This section might better be titled, "Knowing where you are in relation to the grid, knowing where you want to go, and figuring out how to get there without really trying," but it wouldn't fit on the menu so I had to settle for "getting around." My apologies if you thought this page was going to tell you all about the keyboard. Here, we are going to talk about a portion of the "status bar," the "control bar," and the "navigation options" on the menu bar.
On the previous page, I mentioned that the
working area is divided up by lines that form a grid, and that only a small
percentage of the grid can be viewed at any one time. This situation
can cause problems if your track is larger than a single working window
(and most are), or if you want to resume work on a track that was begun
on an earlier date, or simply to return to a location that you were working
on during the same session but that you had moved away from. Fortunately,
Traxx has several features that help make moving and finding your way around
quick and easy.
The Status Bar
Located in the bottom right hand corner of the Traxx window, in the
status line, are three values labeled "x", "y" and "z", and they look like
These numbers correspond to the simplest coordinate geometry.
"X" = the horizontal axis (west/east grid lines) and "Y" = the vertical
axis (north/south grid lines). [note : "z" = the height above ground,
but is less important for the present discussion]. The x and y "values"
correspond to grid lines. One number = one grid line. On the
x-axis, 0 (zero) is located on the far left and the numbers increase as
you move to the right until you finally reach 255 at the far right side.
Likewise, on the y-axis, 0 (zero) is located on the bottom and the numbers
increase as you move upward until you finally reach 255 at the top.
The values on the above graphic (x=128, y=128) indicate that the viewing
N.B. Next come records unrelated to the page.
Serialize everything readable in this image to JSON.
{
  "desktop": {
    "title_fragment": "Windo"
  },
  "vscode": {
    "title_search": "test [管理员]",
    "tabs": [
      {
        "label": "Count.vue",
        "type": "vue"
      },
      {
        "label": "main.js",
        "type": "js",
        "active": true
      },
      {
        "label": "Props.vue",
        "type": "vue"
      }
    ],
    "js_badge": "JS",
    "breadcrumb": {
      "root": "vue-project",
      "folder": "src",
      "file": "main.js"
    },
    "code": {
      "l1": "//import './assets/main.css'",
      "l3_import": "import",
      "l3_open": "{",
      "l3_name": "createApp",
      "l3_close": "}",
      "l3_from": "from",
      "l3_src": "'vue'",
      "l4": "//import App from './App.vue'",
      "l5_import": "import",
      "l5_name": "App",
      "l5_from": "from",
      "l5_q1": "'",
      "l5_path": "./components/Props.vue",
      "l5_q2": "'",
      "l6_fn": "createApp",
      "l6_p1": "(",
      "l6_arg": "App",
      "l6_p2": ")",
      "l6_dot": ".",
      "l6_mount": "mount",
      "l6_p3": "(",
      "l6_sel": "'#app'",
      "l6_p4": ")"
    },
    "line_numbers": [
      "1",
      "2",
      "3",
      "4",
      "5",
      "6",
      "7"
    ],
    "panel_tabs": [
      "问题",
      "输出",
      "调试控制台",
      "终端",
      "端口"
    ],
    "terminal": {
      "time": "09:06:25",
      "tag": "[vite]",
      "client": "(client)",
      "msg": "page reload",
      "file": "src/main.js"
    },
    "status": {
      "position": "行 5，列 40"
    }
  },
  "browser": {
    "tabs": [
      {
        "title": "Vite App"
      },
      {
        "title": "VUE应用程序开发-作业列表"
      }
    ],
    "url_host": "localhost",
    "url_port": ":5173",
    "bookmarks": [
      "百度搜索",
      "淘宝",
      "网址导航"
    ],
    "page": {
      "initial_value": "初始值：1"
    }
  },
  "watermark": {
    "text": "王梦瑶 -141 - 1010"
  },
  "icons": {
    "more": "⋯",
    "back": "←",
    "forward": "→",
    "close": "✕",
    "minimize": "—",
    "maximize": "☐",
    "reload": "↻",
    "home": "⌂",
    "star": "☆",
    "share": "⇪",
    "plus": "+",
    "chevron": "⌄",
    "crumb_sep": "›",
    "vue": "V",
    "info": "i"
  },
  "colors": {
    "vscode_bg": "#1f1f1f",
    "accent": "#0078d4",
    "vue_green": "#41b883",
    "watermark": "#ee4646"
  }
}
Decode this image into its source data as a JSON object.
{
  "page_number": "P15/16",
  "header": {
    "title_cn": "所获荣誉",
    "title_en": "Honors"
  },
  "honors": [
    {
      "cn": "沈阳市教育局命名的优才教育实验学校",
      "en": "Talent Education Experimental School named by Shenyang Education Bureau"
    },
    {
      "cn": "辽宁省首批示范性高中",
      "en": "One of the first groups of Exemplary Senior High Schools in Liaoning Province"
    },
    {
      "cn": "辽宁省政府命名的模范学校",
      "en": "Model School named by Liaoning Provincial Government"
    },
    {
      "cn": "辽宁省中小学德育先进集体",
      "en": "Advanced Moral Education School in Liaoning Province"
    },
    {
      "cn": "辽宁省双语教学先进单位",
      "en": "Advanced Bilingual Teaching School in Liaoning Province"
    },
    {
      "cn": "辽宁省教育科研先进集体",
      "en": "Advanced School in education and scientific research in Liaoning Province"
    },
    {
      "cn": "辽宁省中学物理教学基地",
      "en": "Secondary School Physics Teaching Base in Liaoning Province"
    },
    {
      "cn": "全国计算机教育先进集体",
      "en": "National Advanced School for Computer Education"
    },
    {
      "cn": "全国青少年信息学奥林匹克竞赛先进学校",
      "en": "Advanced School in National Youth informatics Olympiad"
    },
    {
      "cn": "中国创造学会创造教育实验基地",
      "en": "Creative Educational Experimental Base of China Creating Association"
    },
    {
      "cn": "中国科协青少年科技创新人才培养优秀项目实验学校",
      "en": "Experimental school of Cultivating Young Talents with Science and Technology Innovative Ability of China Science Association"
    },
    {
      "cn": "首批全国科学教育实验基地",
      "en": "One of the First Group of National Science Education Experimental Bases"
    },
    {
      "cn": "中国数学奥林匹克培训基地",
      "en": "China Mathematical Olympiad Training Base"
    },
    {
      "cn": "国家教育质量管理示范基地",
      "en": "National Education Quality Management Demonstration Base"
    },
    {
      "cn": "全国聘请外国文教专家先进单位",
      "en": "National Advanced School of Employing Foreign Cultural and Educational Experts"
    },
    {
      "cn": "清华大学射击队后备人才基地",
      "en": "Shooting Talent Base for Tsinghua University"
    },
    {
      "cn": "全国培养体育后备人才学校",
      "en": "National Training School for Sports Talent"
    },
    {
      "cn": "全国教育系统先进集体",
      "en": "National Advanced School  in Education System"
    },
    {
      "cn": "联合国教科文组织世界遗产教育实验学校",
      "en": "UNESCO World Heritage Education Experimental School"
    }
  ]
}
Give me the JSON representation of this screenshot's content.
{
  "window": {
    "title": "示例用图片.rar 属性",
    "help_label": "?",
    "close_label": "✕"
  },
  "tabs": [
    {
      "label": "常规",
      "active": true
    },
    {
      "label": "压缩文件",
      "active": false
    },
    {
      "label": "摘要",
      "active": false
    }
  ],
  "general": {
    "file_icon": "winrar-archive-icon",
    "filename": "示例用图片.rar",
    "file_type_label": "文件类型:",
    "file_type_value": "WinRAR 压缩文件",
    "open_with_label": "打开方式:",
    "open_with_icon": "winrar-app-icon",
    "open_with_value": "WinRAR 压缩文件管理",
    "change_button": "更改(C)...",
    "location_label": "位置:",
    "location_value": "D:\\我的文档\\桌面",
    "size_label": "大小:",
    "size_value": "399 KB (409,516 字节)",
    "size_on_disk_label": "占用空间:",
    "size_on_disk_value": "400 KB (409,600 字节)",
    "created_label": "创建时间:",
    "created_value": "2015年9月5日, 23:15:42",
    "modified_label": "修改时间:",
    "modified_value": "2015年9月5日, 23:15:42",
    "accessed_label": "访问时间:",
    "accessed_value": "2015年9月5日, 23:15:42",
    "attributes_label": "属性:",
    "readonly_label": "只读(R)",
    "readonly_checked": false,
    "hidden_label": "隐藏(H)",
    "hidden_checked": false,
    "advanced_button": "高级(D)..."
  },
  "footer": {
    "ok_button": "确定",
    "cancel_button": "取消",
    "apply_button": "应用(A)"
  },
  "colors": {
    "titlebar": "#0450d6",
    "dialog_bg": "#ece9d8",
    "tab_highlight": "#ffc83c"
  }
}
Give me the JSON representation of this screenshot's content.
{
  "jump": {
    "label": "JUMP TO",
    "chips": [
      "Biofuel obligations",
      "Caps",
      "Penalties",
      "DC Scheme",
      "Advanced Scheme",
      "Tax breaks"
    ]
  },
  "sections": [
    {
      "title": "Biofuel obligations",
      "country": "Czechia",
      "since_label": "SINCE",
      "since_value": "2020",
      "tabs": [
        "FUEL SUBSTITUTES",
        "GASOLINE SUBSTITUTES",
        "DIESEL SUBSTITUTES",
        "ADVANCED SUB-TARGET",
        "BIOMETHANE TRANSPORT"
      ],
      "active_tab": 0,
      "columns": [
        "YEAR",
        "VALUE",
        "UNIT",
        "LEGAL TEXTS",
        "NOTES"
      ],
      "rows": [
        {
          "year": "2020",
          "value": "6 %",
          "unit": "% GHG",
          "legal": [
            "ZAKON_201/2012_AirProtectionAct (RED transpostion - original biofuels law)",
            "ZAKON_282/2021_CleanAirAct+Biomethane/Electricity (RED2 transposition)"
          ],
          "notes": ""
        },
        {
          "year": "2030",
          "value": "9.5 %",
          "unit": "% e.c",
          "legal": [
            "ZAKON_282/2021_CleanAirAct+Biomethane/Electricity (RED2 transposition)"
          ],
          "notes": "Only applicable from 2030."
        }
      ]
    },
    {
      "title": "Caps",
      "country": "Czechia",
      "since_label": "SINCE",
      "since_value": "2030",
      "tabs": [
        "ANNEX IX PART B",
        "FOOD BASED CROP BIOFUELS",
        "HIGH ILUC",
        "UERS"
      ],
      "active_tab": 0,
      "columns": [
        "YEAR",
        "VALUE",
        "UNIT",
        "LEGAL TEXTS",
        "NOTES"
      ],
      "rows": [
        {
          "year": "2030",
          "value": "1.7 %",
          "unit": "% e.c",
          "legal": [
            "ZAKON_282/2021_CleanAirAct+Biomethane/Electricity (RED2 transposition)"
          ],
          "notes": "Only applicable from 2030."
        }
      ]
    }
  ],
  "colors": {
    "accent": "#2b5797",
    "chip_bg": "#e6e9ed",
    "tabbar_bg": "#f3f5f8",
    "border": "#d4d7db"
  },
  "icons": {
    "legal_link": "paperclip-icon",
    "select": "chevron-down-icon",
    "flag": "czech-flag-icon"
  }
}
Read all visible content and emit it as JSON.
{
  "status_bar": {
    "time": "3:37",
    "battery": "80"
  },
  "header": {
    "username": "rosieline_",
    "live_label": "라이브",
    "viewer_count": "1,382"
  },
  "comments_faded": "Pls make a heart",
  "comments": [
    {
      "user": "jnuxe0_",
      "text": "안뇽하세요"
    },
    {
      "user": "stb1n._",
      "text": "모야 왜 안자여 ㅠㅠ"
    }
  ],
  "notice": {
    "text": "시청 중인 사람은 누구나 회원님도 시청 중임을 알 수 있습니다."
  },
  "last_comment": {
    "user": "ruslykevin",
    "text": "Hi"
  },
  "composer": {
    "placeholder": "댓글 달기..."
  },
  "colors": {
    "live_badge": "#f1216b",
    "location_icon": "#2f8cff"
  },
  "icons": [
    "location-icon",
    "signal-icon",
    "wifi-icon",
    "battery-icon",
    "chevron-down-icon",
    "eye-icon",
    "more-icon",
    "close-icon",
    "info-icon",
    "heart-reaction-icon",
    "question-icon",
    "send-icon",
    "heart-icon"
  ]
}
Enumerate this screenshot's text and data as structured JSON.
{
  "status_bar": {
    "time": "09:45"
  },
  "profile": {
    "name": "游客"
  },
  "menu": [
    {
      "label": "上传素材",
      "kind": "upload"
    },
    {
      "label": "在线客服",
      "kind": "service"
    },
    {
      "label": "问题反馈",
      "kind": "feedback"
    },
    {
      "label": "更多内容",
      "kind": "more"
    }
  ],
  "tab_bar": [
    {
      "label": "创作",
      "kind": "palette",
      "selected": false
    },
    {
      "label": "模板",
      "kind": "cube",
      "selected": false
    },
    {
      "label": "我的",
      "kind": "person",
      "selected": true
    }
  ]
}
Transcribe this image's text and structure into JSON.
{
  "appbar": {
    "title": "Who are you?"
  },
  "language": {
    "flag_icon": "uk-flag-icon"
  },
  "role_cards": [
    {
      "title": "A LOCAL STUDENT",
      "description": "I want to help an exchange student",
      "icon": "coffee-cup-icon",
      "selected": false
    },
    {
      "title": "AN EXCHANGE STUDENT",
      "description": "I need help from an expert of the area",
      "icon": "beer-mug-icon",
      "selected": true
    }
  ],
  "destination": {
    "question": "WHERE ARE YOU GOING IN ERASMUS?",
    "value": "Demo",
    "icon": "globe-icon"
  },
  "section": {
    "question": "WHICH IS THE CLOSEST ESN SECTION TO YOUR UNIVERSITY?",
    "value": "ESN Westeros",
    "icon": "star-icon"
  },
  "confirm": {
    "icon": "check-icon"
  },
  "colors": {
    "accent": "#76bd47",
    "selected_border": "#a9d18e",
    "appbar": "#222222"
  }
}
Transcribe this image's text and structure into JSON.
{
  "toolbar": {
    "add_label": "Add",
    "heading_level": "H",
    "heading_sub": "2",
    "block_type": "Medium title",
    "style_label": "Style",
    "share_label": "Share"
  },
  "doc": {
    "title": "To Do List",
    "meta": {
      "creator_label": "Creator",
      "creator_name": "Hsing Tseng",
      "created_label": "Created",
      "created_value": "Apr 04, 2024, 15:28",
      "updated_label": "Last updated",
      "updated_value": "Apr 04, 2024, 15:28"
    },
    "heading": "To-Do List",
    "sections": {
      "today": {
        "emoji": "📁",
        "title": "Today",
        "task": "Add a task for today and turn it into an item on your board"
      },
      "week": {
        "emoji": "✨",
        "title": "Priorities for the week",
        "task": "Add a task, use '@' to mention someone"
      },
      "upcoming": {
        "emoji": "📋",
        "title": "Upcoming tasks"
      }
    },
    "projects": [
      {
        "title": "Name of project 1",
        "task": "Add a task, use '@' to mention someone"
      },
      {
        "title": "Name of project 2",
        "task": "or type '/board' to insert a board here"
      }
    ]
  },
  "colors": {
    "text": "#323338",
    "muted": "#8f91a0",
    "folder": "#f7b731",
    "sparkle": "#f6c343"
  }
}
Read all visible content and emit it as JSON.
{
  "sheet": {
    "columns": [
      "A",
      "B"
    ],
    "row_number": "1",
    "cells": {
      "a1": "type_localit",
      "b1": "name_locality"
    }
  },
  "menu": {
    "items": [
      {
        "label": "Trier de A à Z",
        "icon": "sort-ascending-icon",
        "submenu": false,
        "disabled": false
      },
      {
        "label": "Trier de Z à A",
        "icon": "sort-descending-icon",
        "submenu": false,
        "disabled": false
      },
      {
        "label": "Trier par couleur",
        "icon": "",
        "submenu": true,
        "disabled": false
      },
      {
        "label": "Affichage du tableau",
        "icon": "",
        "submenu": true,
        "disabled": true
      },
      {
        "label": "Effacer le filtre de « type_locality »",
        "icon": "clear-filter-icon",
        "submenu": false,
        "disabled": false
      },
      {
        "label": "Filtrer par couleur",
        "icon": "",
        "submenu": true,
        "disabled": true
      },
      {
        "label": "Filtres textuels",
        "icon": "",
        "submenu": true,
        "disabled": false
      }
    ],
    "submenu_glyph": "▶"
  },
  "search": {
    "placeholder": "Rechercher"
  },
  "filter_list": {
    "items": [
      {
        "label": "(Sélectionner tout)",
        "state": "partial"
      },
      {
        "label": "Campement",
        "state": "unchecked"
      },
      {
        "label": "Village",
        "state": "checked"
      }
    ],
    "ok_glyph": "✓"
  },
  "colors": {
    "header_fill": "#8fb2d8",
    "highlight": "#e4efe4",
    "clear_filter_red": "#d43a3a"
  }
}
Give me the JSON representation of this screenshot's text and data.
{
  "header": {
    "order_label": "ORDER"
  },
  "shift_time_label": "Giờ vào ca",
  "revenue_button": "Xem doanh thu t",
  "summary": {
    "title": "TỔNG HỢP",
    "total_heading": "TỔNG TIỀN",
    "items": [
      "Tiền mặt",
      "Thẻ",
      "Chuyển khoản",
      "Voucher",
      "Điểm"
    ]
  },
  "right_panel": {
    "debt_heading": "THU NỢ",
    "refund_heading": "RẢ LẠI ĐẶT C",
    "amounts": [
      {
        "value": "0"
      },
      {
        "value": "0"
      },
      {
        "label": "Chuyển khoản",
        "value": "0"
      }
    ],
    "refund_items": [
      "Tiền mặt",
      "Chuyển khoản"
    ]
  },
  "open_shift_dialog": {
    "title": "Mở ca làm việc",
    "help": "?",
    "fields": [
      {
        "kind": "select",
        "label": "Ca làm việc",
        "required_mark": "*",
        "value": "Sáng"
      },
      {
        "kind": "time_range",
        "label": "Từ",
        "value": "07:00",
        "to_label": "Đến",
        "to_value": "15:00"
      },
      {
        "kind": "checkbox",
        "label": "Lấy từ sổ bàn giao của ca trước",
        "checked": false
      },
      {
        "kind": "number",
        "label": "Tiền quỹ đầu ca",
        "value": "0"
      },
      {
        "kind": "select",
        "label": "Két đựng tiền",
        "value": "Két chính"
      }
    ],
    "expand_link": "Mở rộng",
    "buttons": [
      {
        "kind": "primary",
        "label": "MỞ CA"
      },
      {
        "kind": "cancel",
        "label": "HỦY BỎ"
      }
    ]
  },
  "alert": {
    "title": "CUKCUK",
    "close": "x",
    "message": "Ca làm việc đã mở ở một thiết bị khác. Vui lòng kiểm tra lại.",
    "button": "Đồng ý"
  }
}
window is at exact dead center of the grid. You will find it useful
to glance at these numbers from time to time in order to help you locate
those regions in your track that you want to return to again and again.
The Control Bar
The control bar is located above the edit mode side bars in the upper
right hand corner of the Traxx window:
The gray area is a map of the entire grid surface, and the little green triangle displays your location on the grid as well as the direction in which the "camera lens" is pointed. It is usually really helpful to think in terms of a compass. For example, in the above graphic the triangle is pointed upward, or in a north direction. If it is pointed downward instead, then we would think of that as south. Likewise, facing left would be west, and facing right would be east.
Another very handy feature of the control bar is that you can double
click your mouse anywhere on the gray surface of the map area to jump immediately
to that location. So, for example, instead of using an arrow key
to slowly scroll from one end of the grid to another, simply double click
the other side, and voila, you are there. [Notice, too, that the
x and y values in the status bar change as you jump from one spot to another].
The "Save Location" and "Return to Location" options under menu/navigation
are extremely useful when you require more accuracy than double clicking
the grid map can provide.
The best way to illustrate the use of this feature is by describing
a situation that you might actually do. For example, if you were
to create a template from which you would copy and paste the various road
sections into your track, you might, like Sir James, place the template
in the top right hand corner of the grid (out of the way but easy to find).
Okay, suppose your track is located near the center of the grid or somewhere
thereabouts. While you are at that spot, press F2 (the hot key for
save location). But now you want another section from the template.
So, you double click the grid map near the top right corner and scroll
to the part of the template you want to use. After you copy the section
you want to use, press F3 (the hot key for return to location). Immediately,
you are whisked back to the exact spot where you were working.